(Recorded data)
--- --- ---
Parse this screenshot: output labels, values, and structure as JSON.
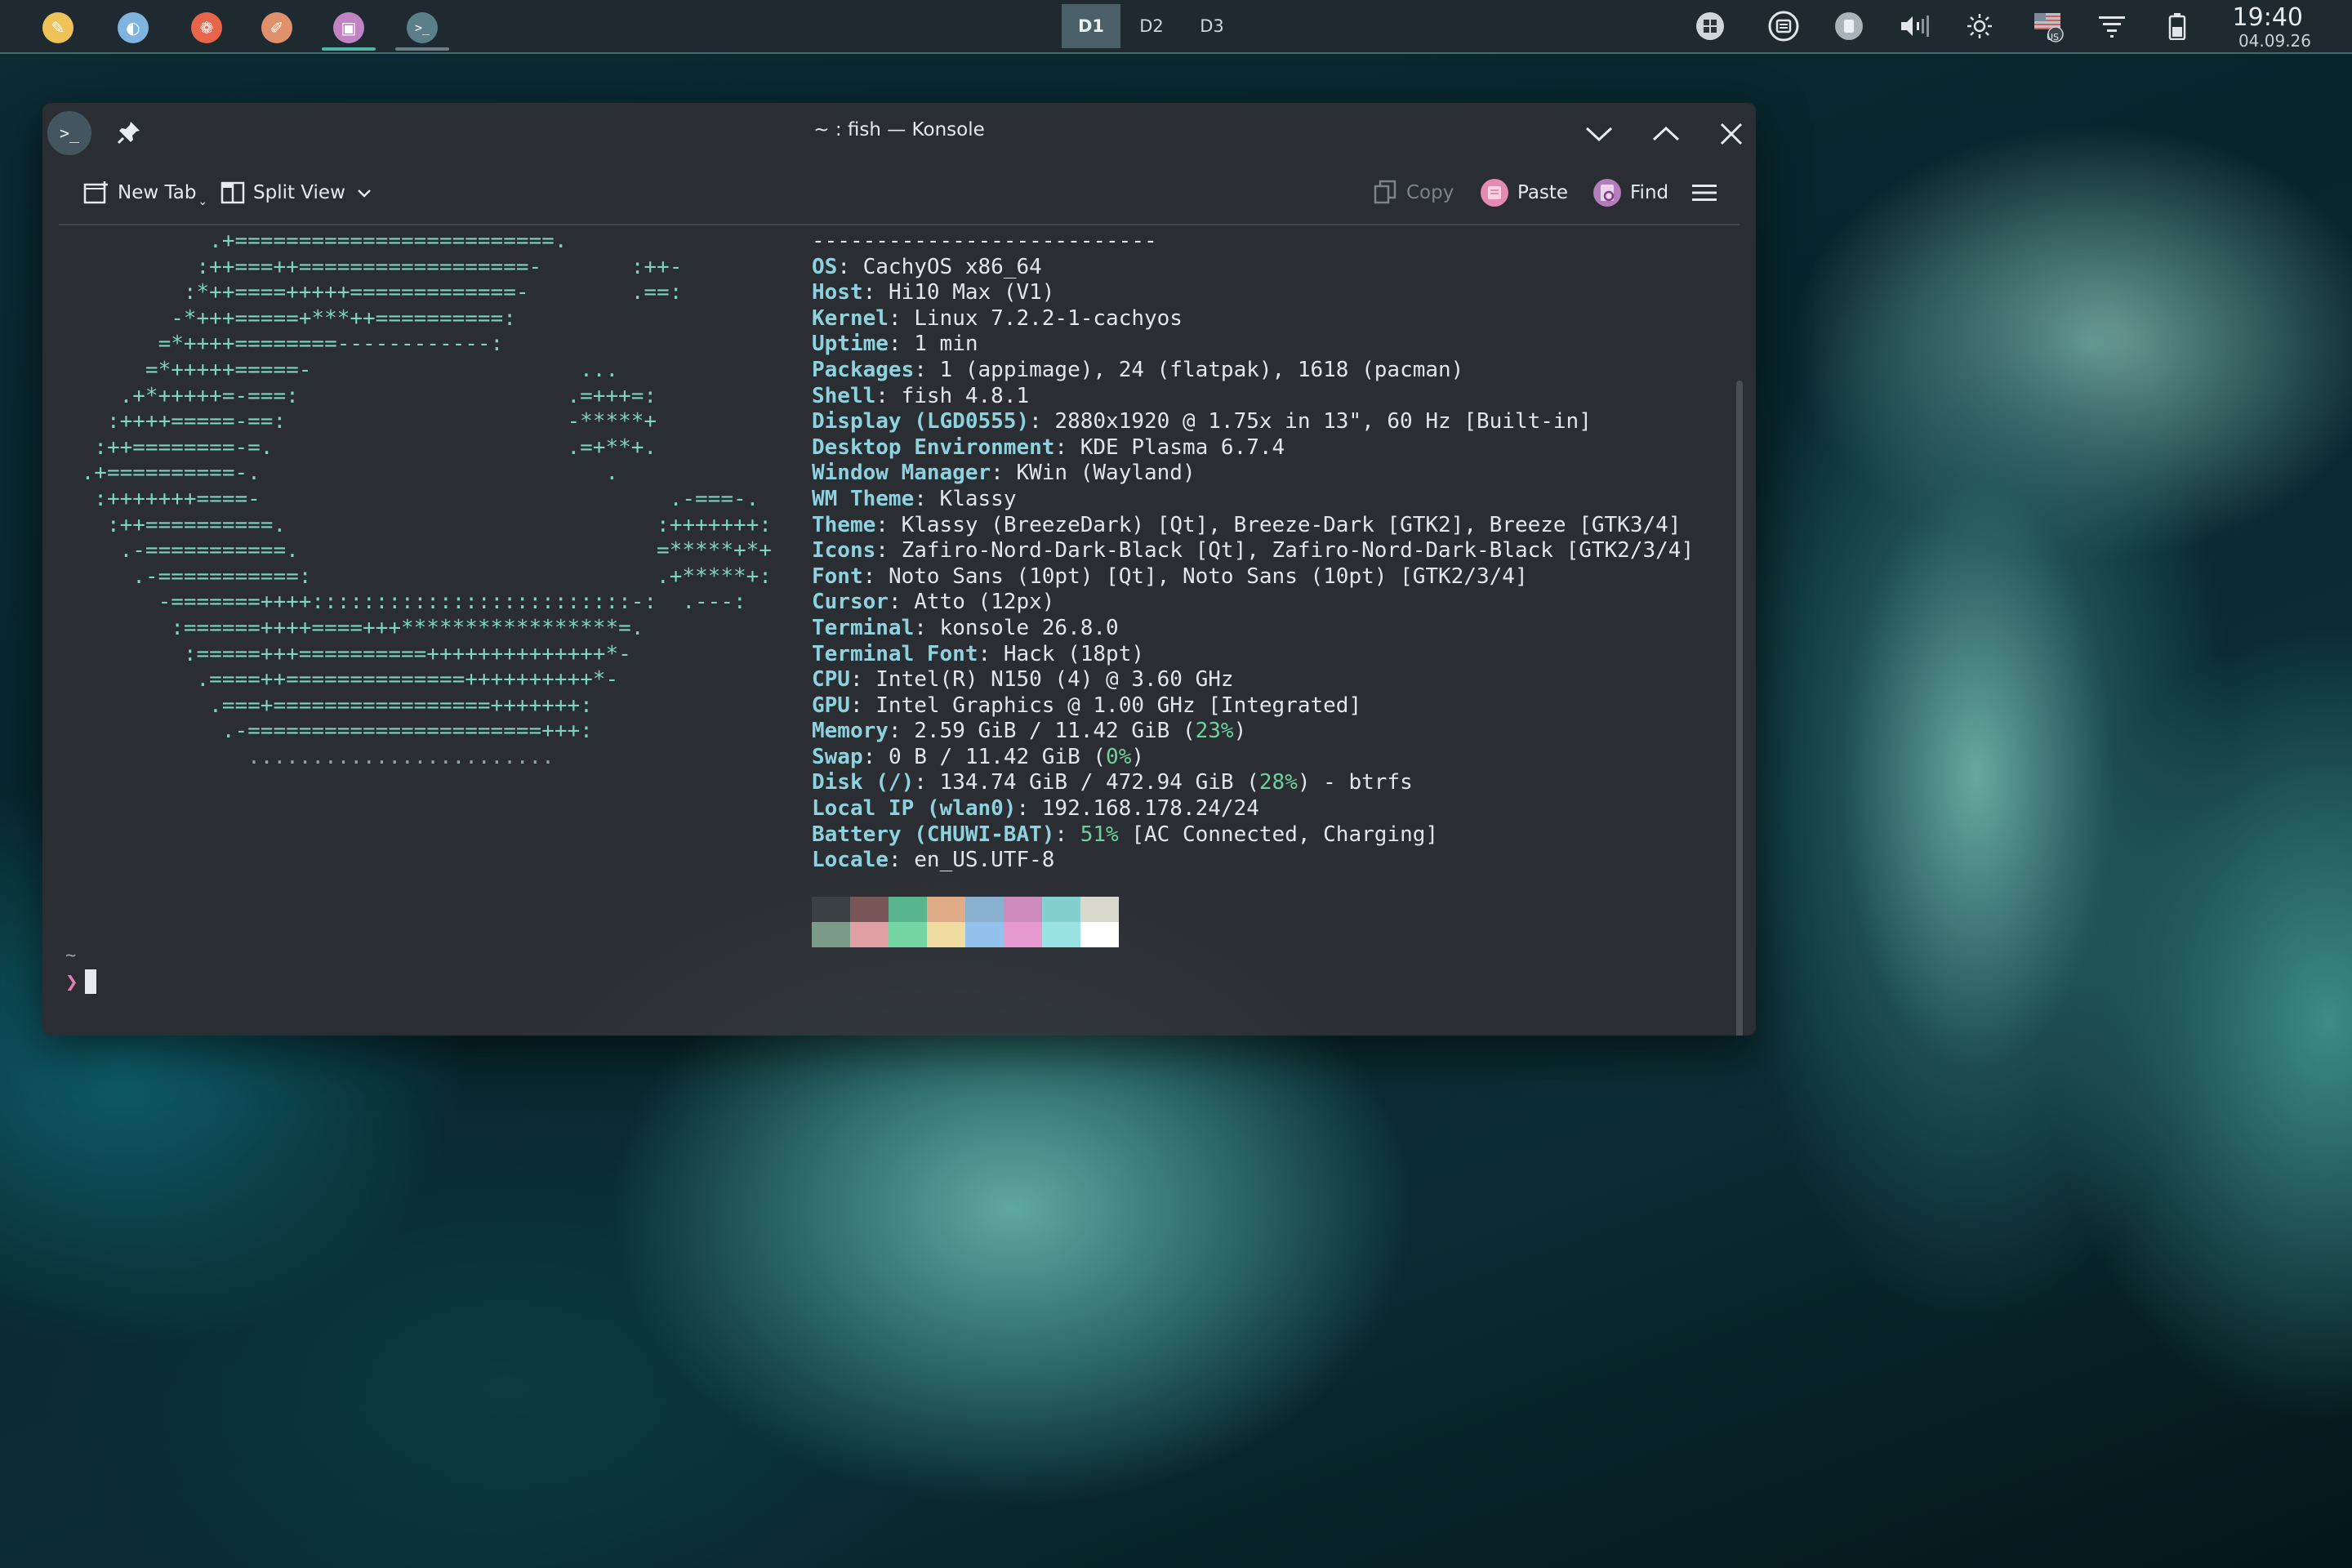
{
  "panel": {
    "tasks": [
      {
        "name": "app-launcher-icon",
        "glyph": "✎",
        "color": "#f0c35a"
      },
      {
        "name": "browser-icon",
        "glyph": "◐",
        "color": "#7fb3e0"
      },
      {
        "name": "firefox-icon",
        "glyph": "❁",
        "color": "#e8644a"
      },
      {
        "name": "notes-icon",
        "glyph": "✐",
        "color": "#e0906a"
      },
      {
        "name": "system-monitor-icon",
        "glyph": "▣",
        "color": "#c183c4"
      },
      {
        "name": "konsole-icon",
        "glyph": ">_",
        "color": "#5b7f8a"
      }
    ],
    "desktops": [
      "D1",
      "D2",
      "D3"
    ],
    "active_desktop": "D1",
    "tray_icons": [
      "app-grid-icon",
      "printer-icon",
      "clipboard-icon",
      "volume-icon",
      "brightness-icon",
      "keyboard-layout-icon",
      "network-icon",
      "battery-icon"
    ],
    "keyboard_layout": "US",
    "time": "19:40",
    "date": "04.09.26"
  },
  "window": {
    "title": "~ : fish — Konsole",
    "toolbar": {
      "new_tab": "New Tab",
      "split_view": "Split View",
      "copy": "Copy",
      "paste": "Paste",
      "find": "Find"
    }
  },
  "terminal": {
    "logo": [
      "           .+=========================.",
      "          :++===++==================-       :++-",
      "         :*++====+++++=============-        .==:",
      "        -*+++=====+***++==========:",
      "       =*++++========------------:",
      "      =*+++++=====-                     ...",
      "    .+*+++++=-===:                     .=+++=:",
      "   :++++=====-==:                      -*****+",
      "  :++========-=.                       .=+**+.",
      " .+==========-.                           .",
      "  :+++++++====-                                .-===-.",
      "   :++==========.                             :+++++++:",
      "    .-===========.                            =*****+*+",
      "     .-===========:                           .+*****+:",
      "       -=======++++:::::::::::::::::::::::::-:  .---:",
      "        :======++++====+++*****************=.",
      "         :=====+++==========++++++++++++++*-",
      "          .====++==============++++++++++*-",
      "           .===+=================+++++++:",
      "            .-=======================+++:",
      "              ........................"
    ],
    "rule": "---------------------------",
    "info": [
      {
        "k": "OS",
        "v": "CachyOS x86_64"
      },
      {
        "k": "Host",
        "v": "Hi10 Max (V1)"
      },
      {
        "k": "Kernel",
        "v": "Linux 7.2.2-1-cachyos"
      },
      {
        "k": "Uptime",
        "v": "1 min"
      },
      {
        "k": "Packages",
        "v": "1 (appimage), 24 (flatpak), 1618 (pacman)"
      },
      {
        "k": "Shell",
        "v": "fish 4.8.1"
      },
      {
        "k": "Display (LGD0555)",
        "v": "2880x1920 @ 1.75x in 13\", 60 Hz [Built-in]"
      },
      {
        "k": "Desktop Environment",
        "v": "KDE Plasma 6.7.4"
      },
      {
        "k": "Window Manager",
        "v": "KWin (Wayland)"
      },
      {
        "k": "WM Theme",
        "v": "Klassy"
      },
      {
        "k": "Theme",
        "v": "Klassy (BreezeDark) [Qt], Breeze-Dark [GTK2], Breeze [GTK3/4]"
      },
      {
        "k": "Icons",
        "v": "Zafiro-Nord-Dark-Black [Qt], Zafiro-Nord-Dark-Black [GTK2/3/4]"
      },
      {
        "k": "Font",
        "v": "Noto Sans (10pt) [Qt], Noto Sans (10pt) [GTK2/3/4]"
      },
      {
        "k": "Cursor",
        "v": "Atto (12px)"
      },
      {
        "k": "Terminal",
        "v": "konsole 26.8.0"
      },
      {
        "k": "Terminal Font",
        "v": "Hack (18pt)"
      },
      {
        "k": "CPU",
        "v": "Intel(R) N150 (4) @ 3.60 GHz"
      },
      {
        "k": "GPU",
        "v": "Intel Graphics @ 1.00 GHz [Integrated]"
      },
      {
        "k": "Memory",
        "v": "2.59 GiB / 11.42 GiB (",
        "pct": "23%",
        "after": ")"
      },
      {
        "k": "Swap",
        "v": "0 B / 11.42 GiB (",
        "pct": "0%",
        "after": ")"
      },
      {
        "k": "Disk (/)",
        "v": "134.74 GiB / 472.94 GiB (",
        "pct": "28%",
        "after": ") - btrfs"
      },
      {
        "k": "Local IP (wlan0)",
        "v": "192.168.178.24/24"
      },
      {
        "k": "Battery (CHUWI-BAT)",
        "v": "",
        "pct": "51%",
        "after": " [AC Connected, Charging]"
      },
      {
        "k": "Locale",
        "v": "en_US.UTF-8"
      }
    ],
    "palette": [
      [
        "#3b4045",
        "#7a5558",
        "#5ab58e",
        "#e0ac88",
        "#8ab0cf",
        "#cf8abe",
        "#84cfcf",
        "#d8d8cc"
      ],
      [
        "#7c9a88",
        "#e0a0a6",
        "#74d4a4",
        "#f0dca0",
        "#92c2ec",
        "#e89ad0",
        "#9ae2e2",
        "#ffffff"
      ]
    ],
    "prompt_dir": "~",
    "prompt_symbol": "❯"
  },
  "colors": {
    "accent": "#4fb2a4",
    "key": "#8ed2df",
    "percent": "#6fd0a0",
    "logo": "#7fd3c2"
  }
}
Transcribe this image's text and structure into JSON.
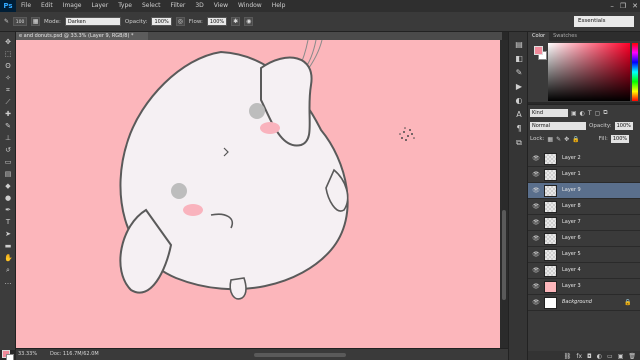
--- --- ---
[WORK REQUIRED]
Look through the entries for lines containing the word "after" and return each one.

[SOLUTION FOR THIS PROBLEM]
        "after": ")"
        "after": ")"
        "after": ") - btrfs"
        "after": " [AC Connected, Charging]"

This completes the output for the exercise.